MacArthur, John. Found: God’s Will. Chicago: David C. Cook, 1998. 64 pp. $2.00 at Grace To You.
John MacArthur certainly needs no introduction by me but for those who do not know John MacArthur, he well known as an expositor of the Scriptures at Grace Community Church. He has been heard through his radio program Grace To You for many years. He is president of the Master’s College as well as author of nearly a gazillion books. This particular book–Found: God’s Will–explores what the Bible says about knowing what God wants from you in your life.
At only 64 pages divided into 7 chapters, it is obvious that this book is not very long on words though it is long on practical application to one’s life. The five foundational messages regarding God’s will for your life is that you be saved by the blood of Christ. Once saved, you are to be filled with the Spirit so that you are sanctified by Him. The final two are not popular, but they are biblical. You are to be submissive to the authority of the Lord and to be a suffering servant (for more explanation you will have to read get the book). The final will of God is that if the first five are in properly in place, then by all means, do whatever you want.
I appreciate that this book is short. I appreciate that MacArthur says so much in such a confined space. The pearls of wisdom found in the pages of this book are well worth digging into and applying to your life. There was one section of the book, however, in which I completely disagreed.
On page 19, MacArthur writes, “Since we have the Spirit, we also have power, for Jesus said, ‘But you shall receive power when the Holy Spirit has come upon you’ (Acts 1:8, NASB). The word for power in the greek is dunamis, from which we got our word ‘dynamite.’ You are literally walking dynamite.” This takes place in his chapter on God’s will being that you are filled with the Spirit. He goes on to make the point that because you are filled with power (dynamite) that you should live as such.
The problem I have with this is that it is an extremely common exegetical fallacy known as semantic anachronism. Semantic Anachronism is when a later use of a word (dynamite) is read back into an earlier literature and, in this case, a change of language (dunamis). Certainly, they had no idea what dynamite was in 1st century Palestine! D.A. Carson treats this (specifically, the use of ‘dynamite’) in his book, which I highly recommend, Exegetical Fallacies if you are looking for more information on this sort of thing.
Regardless of the use of this particular fallacy, it is important to also note that the point being made is still true. The power of the Holy Spirit is far more explosive than a stick of dynamite and is something that we ought to think about as believers in Christ.
At only an hour and 25 minutes, this book can be listened to probably in one day as you tool around town or back and forth to work.

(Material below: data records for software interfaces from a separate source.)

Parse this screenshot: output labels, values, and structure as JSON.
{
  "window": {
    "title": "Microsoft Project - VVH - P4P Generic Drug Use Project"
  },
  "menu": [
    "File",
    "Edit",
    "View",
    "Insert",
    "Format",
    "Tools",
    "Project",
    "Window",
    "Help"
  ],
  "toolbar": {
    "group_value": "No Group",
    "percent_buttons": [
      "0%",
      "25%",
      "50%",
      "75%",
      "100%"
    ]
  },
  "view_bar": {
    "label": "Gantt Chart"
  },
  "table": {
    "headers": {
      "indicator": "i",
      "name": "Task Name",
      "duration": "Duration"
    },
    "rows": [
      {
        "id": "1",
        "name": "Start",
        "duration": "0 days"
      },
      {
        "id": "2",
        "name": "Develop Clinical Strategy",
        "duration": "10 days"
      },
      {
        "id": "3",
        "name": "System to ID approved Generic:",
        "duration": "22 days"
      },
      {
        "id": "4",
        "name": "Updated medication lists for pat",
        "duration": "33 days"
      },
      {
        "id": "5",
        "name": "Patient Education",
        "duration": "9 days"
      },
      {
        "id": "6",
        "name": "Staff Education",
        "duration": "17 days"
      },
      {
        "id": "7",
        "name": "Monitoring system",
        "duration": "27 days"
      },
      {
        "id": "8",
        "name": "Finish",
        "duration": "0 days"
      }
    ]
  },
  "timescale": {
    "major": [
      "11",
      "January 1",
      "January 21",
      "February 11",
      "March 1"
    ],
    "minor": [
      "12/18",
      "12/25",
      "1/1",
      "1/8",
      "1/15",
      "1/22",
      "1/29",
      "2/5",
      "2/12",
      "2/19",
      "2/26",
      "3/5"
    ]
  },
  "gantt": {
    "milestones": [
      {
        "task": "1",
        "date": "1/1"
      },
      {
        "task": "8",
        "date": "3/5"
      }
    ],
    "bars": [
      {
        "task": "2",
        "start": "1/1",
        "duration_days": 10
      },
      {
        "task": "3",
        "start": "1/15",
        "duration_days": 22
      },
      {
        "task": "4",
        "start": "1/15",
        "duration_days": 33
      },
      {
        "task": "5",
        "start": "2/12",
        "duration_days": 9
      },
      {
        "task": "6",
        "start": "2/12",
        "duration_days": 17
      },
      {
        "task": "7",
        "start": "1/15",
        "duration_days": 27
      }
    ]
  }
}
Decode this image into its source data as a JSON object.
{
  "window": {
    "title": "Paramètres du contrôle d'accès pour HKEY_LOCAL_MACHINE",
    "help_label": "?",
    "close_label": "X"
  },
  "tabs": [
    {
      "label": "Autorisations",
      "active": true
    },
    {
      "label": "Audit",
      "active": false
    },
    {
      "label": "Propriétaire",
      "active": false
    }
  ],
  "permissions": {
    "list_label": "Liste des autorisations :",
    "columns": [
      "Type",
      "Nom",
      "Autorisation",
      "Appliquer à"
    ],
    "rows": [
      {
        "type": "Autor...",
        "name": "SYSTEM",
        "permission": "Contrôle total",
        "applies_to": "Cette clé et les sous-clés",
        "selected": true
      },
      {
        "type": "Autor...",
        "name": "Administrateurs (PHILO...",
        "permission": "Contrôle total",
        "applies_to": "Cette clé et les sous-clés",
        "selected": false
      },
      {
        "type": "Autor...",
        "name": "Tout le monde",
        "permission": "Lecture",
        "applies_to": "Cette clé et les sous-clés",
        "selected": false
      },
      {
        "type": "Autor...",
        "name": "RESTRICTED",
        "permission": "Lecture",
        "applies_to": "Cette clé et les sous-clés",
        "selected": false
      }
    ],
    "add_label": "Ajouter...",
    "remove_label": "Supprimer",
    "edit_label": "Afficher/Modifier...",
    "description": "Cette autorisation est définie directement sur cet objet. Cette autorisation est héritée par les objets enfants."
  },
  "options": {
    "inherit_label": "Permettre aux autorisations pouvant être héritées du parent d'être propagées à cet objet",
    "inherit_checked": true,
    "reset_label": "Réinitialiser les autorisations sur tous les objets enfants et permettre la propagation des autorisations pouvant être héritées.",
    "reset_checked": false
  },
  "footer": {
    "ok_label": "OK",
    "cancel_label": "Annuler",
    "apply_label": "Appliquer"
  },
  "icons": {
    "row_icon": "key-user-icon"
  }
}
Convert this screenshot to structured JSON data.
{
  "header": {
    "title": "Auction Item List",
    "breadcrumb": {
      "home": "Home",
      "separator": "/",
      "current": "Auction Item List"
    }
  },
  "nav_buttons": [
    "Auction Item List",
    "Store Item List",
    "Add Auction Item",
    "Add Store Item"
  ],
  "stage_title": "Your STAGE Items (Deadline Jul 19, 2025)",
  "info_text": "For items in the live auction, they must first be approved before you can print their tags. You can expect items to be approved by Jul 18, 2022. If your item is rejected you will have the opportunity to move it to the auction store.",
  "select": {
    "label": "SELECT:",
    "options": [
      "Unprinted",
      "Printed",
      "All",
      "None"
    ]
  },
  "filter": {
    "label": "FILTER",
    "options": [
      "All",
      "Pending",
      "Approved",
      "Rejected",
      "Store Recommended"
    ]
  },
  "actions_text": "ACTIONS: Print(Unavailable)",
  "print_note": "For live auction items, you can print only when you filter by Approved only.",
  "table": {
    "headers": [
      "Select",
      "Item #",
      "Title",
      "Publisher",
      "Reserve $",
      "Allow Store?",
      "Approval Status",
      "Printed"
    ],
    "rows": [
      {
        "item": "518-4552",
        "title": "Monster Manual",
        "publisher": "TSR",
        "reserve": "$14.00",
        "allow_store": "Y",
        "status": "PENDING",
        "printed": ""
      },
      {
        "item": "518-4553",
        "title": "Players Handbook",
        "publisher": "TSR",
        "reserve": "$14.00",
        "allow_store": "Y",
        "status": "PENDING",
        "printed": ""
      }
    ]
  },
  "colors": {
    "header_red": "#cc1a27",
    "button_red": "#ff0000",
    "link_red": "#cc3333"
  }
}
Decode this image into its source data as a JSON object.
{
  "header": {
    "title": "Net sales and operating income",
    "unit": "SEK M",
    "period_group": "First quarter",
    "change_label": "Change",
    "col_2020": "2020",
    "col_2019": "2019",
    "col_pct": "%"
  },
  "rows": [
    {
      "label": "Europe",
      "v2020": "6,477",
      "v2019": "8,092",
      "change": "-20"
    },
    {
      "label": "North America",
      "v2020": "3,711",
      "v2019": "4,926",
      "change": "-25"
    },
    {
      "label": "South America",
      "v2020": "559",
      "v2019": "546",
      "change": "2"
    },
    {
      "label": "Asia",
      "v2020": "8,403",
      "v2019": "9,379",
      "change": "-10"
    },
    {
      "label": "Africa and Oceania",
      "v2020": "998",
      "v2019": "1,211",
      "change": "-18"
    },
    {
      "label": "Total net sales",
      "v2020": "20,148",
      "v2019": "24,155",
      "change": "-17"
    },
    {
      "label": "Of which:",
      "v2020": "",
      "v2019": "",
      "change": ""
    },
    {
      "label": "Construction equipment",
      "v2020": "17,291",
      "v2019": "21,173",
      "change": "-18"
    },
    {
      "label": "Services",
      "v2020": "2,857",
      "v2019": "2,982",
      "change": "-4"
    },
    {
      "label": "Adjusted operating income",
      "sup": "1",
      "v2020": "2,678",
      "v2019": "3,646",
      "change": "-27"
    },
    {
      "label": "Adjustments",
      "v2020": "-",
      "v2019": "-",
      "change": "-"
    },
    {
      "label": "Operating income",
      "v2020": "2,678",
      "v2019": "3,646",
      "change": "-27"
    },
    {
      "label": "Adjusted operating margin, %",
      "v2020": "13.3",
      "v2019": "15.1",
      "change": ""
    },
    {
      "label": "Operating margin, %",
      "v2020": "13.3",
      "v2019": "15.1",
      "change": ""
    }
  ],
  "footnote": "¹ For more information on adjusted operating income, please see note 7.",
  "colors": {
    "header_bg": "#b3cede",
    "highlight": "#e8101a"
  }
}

Listening to it a couple times will prove beneficial to your soul and walk with the Lord. John Haag does a fine job of reading this “sermon” of sorts. His voice rises and falls with sincerity as he reads what is an answer to perhaps the most asked question by believers today–What is God’s Will for my life?
Despite the exegetical fallacy, I still found this book (and audiobook) extremely edifying to my soul. I recommend this book to anyone seeking legitimate answers to the question of God’s will for my life. You will find MacArthur fairly solid and certainly biblical in his treatment of this tough question.